* RECORDED DATA:
++++++++++++++++++++

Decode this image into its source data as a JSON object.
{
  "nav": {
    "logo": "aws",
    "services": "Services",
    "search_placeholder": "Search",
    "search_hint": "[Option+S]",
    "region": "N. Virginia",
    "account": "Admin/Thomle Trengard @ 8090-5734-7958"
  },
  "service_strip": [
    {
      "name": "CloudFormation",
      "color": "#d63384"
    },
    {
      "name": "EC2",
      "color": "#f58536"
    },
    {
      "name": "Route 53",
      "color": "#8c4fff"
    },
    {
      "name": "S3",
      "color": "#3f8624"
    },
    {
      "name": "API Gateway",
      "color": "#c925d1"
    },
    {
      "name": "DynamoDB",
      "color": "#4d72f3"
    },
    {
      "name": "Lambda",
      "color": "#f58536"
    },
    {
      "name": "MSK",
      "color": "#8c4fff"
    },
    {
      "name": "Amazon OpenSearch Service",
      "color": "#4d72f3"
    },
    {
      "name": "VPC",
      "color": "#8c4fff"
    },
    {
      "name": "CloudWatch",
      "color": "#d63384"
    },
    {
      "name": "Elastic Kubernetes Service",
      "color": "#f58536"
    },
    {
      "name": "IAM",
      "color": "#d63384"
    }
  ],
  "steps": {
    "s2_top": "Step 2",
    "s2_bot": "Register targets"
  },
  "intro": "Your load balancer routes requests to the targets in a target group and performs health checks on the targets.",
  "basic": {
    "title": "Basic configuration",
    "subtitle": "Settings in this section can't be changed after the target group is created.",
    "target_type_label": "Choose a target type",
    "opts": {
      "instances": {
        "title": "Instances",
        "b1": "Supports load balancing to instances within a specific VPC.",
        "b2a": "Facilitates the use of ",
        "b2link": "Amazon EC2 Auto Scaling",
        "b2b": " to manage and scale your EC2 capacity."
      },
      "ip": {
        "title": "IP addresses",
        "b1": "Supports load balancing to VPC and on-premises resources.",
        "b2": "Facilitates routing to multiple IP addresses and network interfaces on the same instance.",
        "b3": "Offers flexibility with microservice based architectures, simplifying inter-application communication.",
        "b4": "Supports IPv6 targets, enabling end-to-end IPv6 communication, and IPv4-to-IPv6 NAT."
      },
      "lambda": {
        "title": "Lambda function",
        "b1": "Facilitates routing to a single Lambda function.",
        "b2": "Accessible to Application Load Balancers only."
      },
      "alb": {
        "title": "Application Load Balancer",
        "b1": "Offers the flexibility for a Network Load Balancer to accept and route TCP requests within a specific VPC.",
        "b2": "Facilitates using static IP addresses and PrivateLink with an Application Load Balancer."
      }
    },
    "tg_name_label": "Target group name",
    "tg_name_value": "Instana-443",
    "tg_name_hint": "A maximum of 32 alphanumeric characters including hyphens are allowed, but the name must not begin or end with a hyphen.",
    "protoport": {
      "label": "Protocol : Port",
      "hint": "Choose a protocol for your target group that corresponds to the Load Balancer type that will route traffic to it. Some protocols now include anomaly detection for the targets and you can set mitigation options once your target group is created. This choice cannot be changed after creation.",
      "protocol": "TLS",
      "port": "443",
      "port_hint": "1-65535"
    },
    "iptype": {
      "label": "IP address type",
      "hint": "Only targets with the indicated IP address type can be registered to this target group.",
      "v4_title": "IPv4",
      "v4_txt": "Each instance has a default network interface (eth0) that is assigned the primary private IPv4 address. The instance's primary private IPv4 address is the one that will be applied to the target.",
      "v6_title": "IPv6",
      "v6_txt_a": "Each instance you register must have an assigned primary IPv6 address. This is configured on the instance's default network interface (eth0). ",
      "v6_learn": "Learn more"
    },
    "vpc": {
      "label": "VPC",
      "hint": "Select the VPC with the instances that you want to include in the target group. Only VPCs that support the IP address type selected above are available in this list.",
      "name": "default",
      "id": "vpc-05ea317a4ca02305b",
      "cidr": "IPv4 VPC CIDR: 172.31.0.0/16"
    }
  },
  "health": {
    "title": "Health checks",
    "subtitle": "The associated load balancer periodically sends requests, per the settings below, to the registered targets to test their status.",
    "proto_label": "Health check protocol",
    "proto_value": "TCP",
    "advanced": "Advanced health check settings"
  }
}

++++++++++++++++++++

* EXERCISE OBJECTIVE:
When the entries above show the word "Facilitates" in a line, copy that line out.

* OUTPUT BELOW:
        "b2a": "Facilitates the use of ",
        "b2": "Facilitates routing to multiple IP addresses and network interfaces on the same instance.",
        "b1": "Facilitates routing to a single Lambda function.",
        "b2": "Facilitates using static IP addresses and PrivateLink with an Application Load Balancer."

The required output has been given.